Activity: Report each line from the entries in which "into" can be found.
+---+
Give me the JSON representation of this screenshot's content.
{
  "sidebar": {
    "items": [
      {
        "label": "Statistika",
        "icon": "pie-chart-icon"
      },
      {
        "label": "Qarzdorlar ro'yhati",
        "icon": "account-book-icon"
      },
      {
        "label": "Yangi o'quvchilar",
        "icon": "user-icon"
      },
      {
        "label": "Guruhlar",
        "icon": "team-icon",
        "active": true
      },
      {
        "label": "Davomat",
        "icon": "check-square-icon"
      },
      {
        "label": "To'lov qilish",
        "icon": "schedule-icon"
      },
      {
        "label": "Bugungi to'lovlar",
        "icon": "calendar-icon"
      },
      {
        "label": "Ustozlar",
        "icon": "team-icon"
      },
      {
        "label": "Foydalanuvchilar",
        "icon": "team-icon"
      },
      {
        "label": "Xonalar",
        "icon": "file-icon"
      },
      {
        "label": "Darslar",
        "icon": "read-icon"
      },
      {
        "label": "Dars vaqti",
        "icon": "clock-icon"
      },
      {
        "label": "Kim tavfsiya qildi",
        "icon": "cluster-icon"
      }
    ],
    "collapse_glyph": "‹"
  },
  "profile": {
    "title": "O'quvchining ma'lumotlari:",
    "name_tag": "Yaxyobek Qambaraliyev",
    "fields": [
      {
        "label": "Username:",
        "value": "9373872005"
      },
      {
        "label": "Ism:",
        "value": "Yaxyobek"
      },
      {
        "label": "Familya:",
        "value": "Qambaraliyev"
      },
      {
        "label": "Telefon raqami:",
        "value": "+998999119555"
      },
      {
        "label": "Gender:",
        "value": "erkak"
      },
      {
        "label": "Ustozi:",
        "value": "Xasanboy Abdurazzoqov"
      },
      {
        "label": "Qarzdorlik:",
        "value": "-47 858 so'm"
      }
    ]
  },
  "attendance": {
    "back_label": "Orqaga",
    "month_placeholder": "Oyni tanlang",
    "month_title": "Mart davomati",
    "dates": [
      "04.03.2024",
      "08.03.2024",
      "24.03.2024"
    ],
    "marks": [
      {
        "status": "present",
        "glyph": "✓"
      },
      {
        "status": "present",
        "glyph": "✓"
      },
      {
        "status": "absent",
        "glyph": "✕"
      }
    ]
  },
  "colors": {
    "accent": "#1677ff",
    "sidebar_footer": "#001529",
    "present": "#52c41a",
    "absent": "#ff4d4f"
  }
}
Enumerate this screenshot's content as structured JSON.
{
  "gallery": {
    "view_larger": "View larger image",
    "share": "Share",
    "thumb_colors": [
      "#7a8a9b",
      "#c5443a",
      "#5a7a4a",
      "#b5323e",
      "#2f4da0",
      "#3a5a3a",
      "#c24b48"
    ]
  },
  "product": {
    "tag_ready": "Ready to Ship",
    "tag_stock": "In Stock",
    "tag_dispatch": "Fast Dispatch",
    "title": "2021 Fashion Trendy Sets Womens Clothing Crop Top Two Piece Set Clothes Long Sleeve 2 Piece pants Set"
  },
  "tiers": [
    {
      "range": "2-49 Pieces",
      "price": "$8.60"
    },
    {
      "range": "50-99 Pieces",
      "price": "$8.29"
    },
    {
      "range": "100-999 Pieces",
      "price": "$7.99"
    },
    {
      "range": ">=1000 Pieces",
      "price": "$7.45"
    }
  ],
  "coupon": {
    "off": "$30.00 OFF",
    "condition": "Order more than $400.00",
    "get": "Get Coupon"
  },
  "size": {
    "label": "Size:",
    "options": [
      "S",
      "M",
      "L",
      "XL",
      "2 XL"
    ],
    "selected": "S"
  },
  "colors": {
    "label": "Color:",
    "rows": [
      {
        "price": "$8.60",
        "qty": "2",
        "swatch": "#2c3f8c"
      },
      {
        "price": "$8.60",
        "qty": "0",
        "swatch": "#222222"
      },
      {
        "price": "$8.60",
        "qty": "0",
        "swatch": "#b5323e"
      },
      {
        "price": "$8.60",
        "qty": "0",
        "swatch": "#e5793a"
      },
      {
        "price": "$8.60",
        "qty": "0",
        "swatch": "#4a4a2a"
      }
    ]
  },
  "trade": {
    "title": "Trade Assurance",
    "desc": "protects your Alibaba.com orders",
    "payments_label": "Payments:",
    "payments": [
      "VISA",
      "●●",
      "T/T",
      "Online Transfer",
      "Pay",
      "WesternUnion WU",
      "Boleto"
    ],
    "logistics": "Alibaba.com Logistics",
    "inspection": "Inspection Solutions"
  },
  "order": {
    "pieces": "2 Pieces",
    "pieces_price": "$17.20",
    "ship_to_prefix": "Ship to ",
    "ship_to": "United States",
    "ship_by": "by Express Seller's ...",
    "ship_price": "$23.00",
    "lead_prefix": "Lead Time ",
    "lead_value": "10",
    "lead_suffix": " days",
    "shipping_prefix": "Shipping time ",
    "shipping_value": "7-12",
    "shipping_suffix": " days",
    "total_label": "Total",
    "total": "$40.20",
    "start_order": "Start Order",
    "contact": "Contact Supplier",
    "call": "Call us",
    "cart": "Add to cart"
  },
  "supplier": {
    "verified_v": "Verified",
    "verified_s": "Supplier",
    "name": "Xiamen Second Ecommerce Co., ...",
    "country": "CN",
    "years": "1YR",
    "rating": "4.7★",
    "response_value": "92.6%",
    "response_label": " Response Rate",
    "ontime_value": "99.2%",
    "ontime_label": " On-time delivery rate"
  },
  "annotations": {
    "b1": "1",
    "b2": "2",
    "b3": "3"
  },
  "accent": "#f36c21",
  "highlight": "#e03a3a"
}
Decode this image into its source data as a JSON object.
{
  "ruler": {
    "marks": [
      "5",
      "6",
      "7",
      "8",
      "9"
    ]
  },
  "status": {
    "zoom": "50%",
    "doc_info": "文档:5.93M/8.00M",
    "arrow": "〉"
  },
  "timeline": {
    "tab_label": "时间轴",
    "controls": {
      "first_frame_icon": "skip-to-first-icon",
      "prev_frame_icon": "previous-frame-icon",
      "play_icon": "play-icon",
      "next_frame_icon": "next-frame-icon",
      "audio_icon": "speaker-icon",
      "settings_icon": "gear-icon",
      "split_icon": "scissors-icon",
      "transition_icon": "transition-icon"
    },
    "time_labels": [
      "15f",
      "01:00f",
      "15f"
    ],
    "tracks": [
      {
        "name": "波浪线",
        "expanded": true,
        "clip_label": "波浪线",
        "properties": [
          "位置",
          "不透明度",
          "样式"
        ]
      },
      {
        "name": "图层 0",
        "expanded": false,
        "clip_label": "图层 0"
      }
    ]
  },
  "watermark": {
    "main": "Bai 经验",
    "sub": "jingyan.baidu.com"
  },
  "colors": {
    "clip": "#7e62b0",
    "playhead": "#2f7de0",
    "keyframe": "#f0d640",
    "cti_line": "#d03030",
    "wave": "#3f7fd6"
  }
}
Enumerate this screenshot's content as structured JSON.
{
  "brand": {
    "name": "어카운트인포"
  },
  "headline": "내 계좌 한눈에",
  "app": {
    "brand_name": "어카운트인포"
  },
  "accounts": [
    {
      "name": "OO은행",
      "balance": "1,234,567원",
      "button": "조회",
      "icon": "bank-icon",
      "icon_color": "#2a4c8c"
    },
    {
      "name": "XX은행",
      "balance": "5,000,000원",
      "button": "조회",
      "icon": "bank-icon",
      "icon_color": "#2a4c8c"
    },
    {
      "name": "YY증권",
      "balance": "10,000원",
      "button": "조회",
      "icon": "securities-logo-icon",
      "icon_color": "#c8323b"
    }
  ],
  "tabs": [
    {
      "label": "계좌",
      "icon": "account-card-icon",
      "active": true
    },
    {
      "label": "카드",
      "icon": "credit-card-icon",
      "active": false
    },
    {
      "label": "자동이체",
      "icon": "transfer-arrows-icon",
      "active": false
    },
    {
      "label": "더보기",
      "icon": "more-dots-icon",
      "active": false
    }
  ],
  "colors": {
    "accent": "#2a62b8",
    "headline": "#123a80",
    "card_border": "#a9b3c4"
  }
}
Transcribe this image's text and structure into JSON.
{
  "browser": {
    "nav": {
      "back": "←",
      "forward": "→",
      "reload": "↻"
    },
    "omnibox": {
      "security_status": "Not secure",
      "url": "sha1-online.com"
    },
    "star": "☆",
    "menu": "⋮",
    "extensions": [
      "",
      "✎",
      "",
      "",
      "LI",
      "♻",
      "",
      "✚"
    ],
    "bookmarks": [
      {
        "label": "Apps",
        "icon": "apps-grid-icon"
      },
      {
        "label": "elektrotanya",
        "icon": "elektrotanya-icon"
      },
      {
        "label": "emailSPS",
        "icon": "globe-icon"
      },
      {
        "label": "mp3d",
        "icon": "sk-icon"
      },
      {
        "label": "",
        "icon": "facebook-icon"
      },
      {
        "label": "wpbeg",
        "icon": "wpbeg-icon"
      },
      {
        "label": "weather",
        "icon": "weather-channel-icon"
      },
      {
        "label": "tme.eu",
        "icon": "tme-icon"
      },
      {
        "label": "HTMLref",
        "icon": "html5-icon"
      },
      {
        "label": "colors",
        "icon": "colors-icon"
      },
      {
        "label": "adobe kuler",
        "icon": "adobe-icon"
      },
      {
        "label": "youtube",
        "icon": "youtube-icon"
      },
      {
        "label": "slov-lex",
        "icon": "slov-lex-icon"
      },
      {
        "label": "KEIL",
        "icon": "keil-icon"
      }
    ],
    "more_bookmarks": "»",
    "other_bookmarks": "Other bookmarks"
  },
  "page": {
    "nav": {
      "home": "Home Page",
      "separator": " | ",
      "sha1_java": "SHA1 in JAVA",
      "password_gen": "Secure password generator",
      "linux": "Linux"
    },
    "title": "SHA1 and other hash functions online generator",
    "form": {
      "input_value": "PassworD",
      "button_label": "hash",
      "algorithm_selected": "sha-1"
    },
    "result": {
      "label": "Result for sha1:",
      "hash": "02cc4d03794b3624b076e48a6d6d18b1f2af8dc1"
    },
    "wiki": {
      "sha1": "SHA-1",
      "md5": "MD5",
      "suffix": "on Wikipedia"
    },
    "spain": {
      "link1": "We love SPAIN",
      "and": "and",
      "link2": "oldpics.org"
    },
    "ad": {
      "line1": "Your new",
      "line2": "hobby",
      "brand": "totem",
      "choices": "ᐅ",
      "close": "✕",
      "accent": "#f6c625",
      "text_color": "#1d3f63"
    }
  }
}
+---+
Answer space:
Decode this image into its source data as a JSON object.
Transcribe this image's text and structure into JSON.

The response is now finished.